TASK
Could you output the entire listing without altering anything?

________

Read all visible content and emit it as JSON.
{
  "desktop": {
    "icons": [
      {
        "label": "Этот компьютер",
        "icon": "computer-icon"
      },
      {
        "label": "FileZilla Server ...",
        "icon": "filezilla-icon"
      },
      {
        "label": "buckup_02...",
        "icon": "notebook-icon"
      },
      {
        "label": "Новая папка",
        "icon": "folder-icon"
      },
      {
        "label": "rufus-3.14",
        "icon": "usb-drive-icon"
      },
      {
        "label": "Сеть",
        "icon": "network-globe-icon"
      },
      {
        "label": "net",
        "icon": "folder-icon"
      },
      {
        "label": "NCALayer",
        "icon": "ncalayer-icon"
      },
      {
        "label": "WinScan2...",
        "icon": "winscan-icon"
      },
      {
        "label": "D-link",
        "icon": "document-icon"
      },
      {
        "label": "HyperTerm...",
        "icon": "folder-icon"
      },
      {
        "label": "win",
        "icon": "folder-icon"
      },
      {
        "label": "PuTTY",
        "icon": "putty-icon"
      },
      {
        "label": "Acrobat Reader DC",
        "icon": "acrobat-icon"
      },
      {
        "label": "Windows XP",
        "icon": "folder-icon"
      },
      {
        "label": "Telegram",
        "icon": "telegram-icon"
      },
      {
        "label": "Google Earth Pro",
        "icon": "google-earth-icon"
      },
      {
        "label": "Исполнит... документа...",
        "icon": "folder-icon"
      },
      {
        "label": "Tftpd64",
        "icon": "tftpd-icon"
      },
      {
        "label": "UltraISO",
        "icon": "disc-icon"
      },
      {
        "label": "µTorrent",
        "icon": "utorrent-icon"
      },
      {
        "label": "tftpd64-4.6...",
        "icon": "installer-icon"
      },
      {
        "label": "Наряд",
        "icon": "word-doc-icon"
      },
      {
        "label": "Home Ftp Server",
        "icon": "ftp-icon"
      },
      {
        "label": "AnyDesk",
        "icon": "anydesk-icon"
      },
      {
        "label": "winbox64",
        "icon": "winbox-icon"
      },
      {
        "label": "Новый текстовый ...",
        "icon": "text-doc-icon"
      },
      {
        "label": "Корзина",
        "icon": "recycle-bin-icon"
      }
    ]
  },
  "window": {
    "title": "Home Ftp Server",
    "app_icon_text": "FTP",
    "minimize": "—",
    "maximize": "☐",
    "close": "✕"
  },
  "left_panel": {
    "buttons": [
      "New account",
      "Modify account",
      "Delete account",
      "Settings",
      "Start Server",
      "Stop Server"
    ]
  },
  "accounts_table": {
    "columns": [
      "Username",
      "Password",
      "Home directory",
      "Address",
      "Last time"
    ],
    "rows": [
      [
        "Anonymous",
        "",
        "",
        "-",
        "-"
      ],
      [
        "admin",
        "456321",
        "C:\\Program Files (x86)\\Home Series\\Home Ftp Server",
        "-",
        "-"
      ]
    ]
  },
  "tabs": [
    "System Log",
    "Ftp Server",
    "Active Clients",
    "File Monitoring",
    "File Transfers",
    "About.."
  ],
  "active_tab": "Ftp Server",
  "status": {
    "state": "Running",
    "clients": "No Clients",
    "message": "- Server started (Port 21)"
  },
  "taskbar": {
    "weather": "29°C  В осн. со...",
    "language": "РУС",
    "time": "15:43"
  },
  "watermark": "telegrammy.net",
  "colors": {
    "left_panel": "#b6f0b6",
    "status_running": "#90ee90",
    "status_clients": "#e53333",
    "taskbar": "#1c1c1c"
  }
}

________

EXERCISE RESULT
Read all visible content and emit it as JSON.
{
  "desktop": {
    "icons": [
      {
        "label": "Этот компьютер",
        "icon": "computer-icon"
      },
      {
        "label": "FileZilla Server ...",
        "icon": "filezilla-icon"
      },
      {
        "label": "buckup_02...",
        "icon": "notebook-icon"
      },
      {
        "label": "Новая папка",
        "icon": "folder-icon"
      },
      {
        "label": "rufus-3.14",
        "icon": "usb-drive-icon"
      },
      {
        "label": "Сеть",
        "icon": "network-globe-icon"
      },
      {
        "label": "net",
        "icon": "folder-icon"
      },
      {
        "label": "NCALayer",
        "icon": "ncalayer-icon"
      },
      {
        "label": "WinScan2...",
        "icon": "winscan-icon"
      },
      {
        "label": "D-link",
        "icon": "document-icon"
      },
      {
        "label": "HyperTerm...",
        "icon": "folder-icon"
      },
      {
        "label": "win",
        "icon": "folder-icon"
      },
      {
        "label": "PuTTY",
        "icon": "putty-icon"
      },
      {
        "label": "Acrobat Reader DC",
        "icon": "acrobat-icon"
      },
      {
        "label": "Windows XP",
        "icon": "folder-icon"
      },
      {
        "label": "Telegram",
        "icon": "telegram-icon"
      },
      {
        "label": "Google Earth Pro",
        "icon": "google-earth-icon"
      },
      {
        "label": "Исполнит... документа...",
        "icon": "folder-icon"
      },
      {
        "label": "Tftpd64",
        "icon": "tftpd-icon"
      },
      {
        "label": "UltraISO",
        "icon": "disc-icon"
      },
      {
        "label": "µTorrent",
        "icon": "utorrent-icon"
      },
      {
        "label": "tftpd64-4.6...",
        "icon": "installer-icon"
      },
      {
        "label": "Наряд",
        "icon": "word-doc-icon"
      },
      {
        "label": "Home Ftp Server",
        "icon": "ftp-icon"
      },
      {
        "label": "AnyDesk",
        "icon": "anydesk-icon"
      },
      {
        "label": "winbox64",
        "icon": "winbox-icon"
      },
      {
        "label": "Новый текстовый ...",
        "icon": "text-doc-icon"
      },
      {
        "label": "Корзина",
        "icon": "recycle-bin-icon"
      }
    ]
  },
  "window": {
    "title": "Home Ftp Server",
    "app_icon_text": "FTP",
    "minimize": "—",
    "maximize": "☐",
    "close": "✕"
  },
  "left_panel": {
    "buttons": [
      "New account",
      "Modify account",
      "Delete account",
      "Settings",
      "Start Server",
      "Stop Server"
    ]
  },
  "accounts_table": {
    "columns": [
      "Username",
      "Password",
      "Home directory",
      "Address",
      "Last time"
    ],
    "rows": [
      [
        "Anonymous",
        "",
        "",
        "-",
        "-"
      ],
      [
        "admin",
        "456321",
        "C:\\Program Files (x86)\\Home Series\\Home Ftp Server",
        "-",
        "-"
      ]
    ]
  },
  "tabs": [
    "System Log",
    "Ftp Server",
    "Active Clients",
    "File Monitoring",
    "File Transfers",
    "About.."
  ],
  "active_tab": "Ftp Server",
  "status": {
    "state": "Running",
    "clients": "No Clients",
    "message": "- Server started (Port 21)"
  },
  "taskbar": {
    "weather": "29°C  В осн. со...",
    "language": "РУС",
    "time": "15:43"
  },
  "watermark": "telegrammy.net",
  "colors": {
    "left_panel": "#b6f0b6",
    "status_running": "#90ee90",
    "status_clients": "#e53333",
    "taskbar": "#1c1c1c"
  }
}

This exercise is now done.